- Orangina wants to see your originals. Your original Facebook friends, that is. And they've launched an app to make finding those original friends easy and fun.
- A new M&C Saatchi campaign the New Mexico Tourism Department aslks you to help them find Billy the Kid.
- A couple of new Footlocker commercials (one, two) re-envision the invention and creation of the sneaker.
We really, really like this campaign from three students attending Creative Circus. Nine months ago, they embarked upon a mission called Grad Men to get Mad Men character John Hamm to speak at their graduation as Don Draper. You can view the details of their efforts in the video below. Last week, AMC saw the video and got in touch with the three students behind the project. The two parties are working with John Hamm's handlers to see if the mad man can speak at the graduation.

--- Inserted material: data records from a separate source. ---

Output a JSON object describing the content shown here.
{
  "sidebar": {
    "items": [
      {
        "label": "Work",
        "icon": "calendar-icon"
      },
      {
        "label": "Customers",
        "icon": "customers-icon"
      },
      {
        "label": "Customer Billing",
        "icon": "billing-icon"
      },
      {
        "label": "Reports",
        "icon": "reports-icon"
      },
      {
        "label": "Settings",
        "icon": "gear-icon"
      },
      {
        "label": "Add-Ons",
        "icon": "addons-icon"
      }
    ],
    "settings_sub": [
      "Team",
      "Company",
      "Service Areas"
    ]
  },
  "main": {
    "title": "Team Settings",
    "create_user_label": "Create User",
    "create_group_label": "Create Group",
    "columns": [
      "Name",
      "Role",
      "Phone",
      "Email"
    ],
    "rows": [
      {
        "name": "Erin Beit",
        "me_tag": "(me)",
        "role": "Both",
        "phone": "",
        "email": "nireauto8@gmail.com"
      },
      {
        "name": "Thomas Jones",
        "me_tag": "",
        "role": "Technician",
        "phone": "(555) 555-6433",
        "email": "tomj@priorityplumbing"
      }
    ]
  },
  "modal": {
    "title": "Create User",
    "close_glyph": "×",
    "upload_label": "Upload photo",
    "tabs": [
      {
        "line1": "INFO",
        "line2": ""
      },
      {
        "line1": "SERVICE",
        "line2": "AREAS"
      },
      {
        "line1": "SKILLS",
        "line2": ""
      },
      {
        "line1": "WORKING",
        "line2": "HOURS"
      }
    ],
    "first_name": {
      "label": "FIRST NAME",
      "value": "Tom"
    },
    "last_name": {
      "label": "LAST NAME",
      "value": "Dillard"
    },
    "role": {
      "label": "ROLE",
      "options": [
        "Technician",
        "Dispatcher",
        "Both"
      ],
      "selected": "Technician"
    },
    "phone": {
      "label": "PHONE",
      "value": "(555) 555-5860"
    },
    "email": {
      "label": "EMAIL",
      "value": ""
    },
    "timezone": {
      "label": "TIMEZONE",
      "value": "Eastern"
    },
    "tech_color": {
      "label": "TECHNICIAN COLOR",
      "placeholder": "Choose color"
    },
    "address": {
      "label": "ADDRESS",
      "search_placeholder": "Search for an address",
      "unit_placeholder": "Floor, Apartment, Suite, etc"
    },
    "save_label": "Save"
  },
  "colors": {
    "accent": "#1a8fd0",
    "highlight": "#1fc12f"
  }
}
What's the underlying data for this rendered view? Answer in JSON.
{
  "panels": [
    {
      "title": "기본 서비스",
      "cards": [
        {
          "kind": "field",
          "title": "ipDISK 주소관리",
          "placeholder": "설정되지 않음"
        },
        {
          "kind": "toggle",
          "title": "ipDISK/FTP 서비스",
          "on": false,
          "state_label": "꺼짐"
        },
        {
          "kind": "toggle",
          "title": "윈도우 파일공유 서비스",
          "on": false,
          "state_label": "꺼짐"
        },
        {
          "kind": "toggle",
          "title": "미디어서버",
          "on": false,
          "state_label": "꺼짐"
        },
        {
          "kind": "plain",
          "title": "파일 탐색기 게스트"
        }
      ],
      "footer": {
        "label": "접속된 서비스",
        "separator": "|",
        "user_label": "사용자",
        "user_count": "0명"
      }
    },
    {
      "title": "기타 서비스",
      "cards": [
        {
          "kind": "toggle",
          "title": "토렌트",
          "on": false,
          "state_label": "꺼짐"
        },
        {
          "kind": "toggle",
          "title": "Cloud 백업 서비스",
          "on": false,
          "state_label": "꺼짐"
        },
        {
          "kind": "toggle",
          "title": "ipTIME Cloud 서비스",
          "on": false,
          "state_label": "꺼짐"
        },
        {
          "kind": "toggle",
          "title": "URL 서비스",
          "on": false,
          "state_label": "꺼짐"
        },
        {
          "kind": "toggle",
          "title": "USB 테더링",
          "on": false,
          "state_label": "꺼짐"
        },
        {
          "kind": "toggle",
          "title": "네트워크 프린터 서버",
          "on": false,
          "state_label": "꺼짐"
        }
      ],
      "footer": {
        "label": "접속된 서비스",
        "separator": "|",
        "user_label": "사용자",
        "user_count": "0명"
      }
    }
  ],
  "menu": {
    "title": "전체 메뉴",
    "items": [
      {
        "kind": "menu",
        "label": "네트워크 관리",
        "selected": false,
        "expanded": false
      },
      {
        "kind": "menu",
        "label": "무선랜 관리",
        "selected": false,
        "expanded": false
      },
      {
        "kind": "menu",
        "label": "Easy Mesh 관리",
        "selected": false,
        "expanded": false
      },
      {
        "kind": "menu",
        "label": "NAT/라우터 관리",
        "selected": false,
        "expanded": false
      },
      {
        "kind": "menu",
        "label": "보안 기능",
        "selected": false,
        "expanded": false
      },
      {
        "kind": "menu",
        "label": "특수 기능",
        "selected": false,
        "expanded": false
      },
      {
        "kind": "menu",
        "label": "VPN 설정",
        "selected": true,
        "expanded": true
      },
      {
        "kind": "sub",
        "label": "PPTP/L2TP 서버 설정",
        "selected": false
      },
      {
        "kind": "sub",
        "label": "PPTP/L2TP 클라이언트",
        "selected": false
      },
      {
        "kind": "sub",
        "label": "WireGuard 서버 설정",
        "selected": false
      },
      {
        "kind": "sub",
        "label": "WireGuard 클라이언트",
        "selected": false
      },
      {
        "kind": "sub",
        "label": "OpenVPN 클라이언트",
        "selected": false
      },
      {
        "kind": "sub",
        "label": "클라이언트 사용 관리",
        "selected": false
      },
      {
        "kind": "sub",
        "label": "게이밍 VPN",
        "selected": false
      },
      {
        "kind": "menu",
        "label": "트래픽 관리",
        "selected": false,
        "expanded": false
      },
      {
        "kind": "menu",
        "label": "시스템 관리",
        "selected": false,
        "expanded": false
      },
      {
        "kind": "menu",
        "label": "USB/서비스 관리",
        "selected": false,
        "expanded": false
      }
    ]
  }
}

As part of the project, the students traveled the country to collect pleas from fifty of the countries creative greats. everyone's rooting for Draper to do his part and enlighten Creative Circus students on how wonderful and amazing a career in advertising could be.

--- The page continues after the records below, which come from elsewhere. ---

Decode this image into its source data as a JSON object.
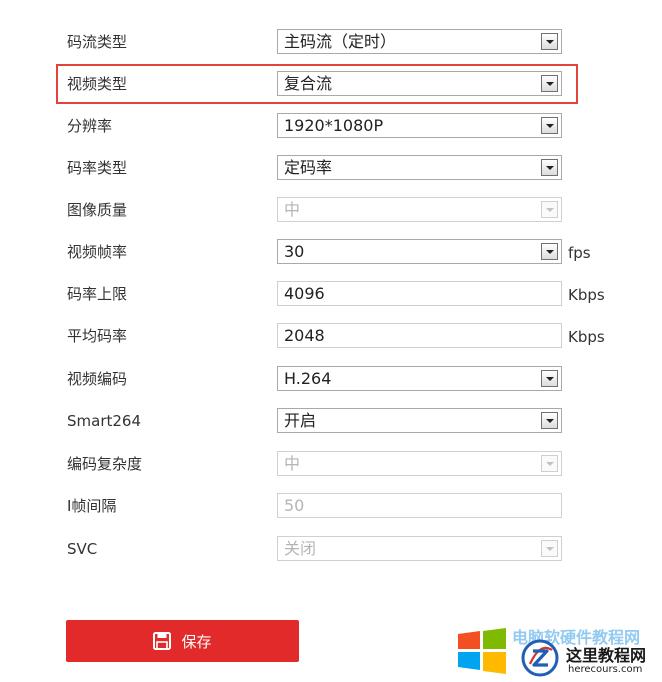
{
  "form": {
    "rows": [
      {
        "label": "码流类型",
        "value": "主码流（定时）",
        "type": "select",
        "disabled": false
      },
      {
        "label": "视频类型",
        "value": "复合流",
        "type": "select",
        "disabled": false
      },
      {
        "label": "分辨率",
        "value": "1920*1080P",
        "type": "select",
        "disabled": false
      },
      {
        "label": "码率类型",
        "value": "定码率",
        "type": "select",
        "disabled": false
      },
      {
        "label": "图像质量",
        "value": "中",
        "type": "select",
        "disabled": true
      },
      {
        "label": "视频帧率",
        "value": "30",
        "type": "select",
        "disabled": false,
        "unit": "fps"
      },
      {
        "label": "码率上限",
        "value": "4096",
        "type": "input",
        "disabled": false,
        "unit": "Kbps"
      },
      {
        "label": "平均码率",
        "value": "2048",
        "type": "input",
        "disabled": false,
        "unit": "Kbps"
      },
      {
        "label": "视频编码",
        "value": "H.264",
        "type": "select",
        "disabled": false
      },
      {
        "label": "Smart264",
        "value": "开启",
        "type": "select",
        "disabled": false
      },
      {
        "label": "编码复杂度",
        "value": "中",
        "type": "select",
        "disabled": true
      },
      {
        "label": "I帧间隔",
        "value": "50",
        "type": "input",
        "disabled": true
      },
      {
        "label": "SVC",
        "value": "关闭",
        "type": "select",
        "disabled": true
      }
    ]
  },
  "save_button": {
    "label": "保存"
  },
  "highlight": {
    "color": "#e2443b"
  },
  "colors": {
    "save": "#e22a2a"
  },
  "watermark": {
    "faded_text": "电脑软硬件教程网",
    "title": "这里教程网",
    "url": "herecours.com"
  }
}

Dear AMC and John Hamm; please make this happen.
Partnering with Smirnoff, Madonna has launched Global Nightlife Exchange, a JWT-created campaign which uses Smirnoff's Facebook page to ask people to share their nightlife experiences. Part of the campaign includes a November 12th event that will consist of 50 parties held simultaneously in 50 different countries. Madonna will attend one of the parties and choose her next tour dancers. To enter, a dancer has to submit a 60 second video.
- Dildos and sausages. Only in advertising.

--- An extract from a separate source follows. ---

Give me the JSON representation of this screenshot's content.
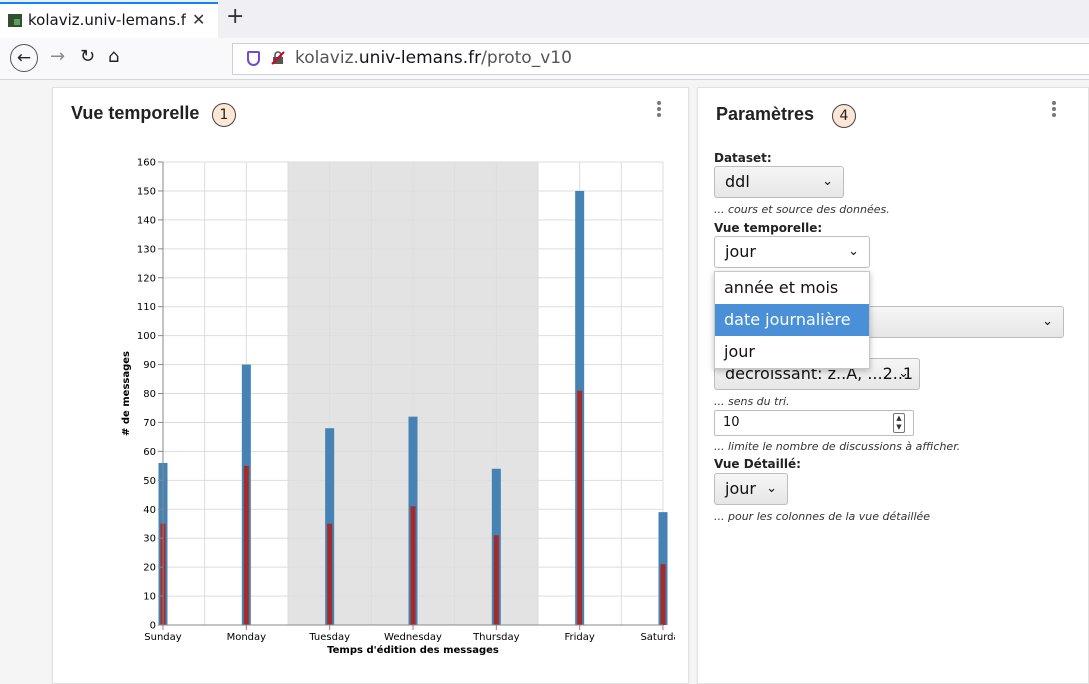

- L.L. Bean has hired Weber Shandwick to create a campaign for its upcoming 100th anniversary celebration.
- Here's Andy, Arby's new commercial boy.
- Sam Pepper thinks he has the answer to the challenge of ending riots in the UK.
- What to look for in an app according to L'Oreal's Men Expert.
- AOL is out with an iPad magazine.
Sort of like Dove Evolution...but not...at all...in the least...comes this new work from L'Oreal which is pimping Ask the Expert, a Facebook page on which you can, apparently (Facebook isn't working quite right at this very moment), find out how to craft the perfect profile picture. We're guessing there's a few L'Oreal products in there along with tips on how to strike the perfect MySpace Angle when photographing oneself.
- Foster's Beer does the James Bond Goldfinger thing with Holly Valance. last year, Sky+HD did the same thing with Kelly Osbourne.
- The Monkeys are no longer Drunk. They're just regular Monkeys now. Australian Agency Three Drunk Monkeys will be now known simply as The Monkeys.
- Ten memorable ads that defined a generation.
- Facebook never liked breast feeding. Now they don't even like the word "breast."
- This is what Calvin Klein thinks is customers do all day long.
- American Express has launched Friends of Japan, a program that is "designed to reignite attention and support for earthquake relief efforts."
Admitting it isn't at the top of the list when it comes to digital agencies, EURO RSCG Brussels set out to change that by becoming the most visible virtual agency. How? It set out to check in on Foursquare at 42 of its rivals until it became mayor. When it did, it posted the mayorship on Facebook along with a message encouraging area creatives to join the agency to help make it better. Sadly, no word on whether or not the effort actually paid off.
Last summer during Affiliate Summit in New York during a session given by Jeremy Shoemaker we learned Facebook ads that feature boobs and cleavage improve response rates by 61 percent. While we weren't at all surprised at that finding, we are very surprised at this latest Facebook ad response finding from Red Square Agency.
The agency ran several ads on Facebook touting the usual stuff agencies do. Then, as an experiment, they ran an ad that featured a cat named Cous Cous. The ad read, "This ad features a cat. It has nothing to do with Red Square Agency, but we hope you'll click on it anyway." People did. 78 percent more than they did the "regular"ads.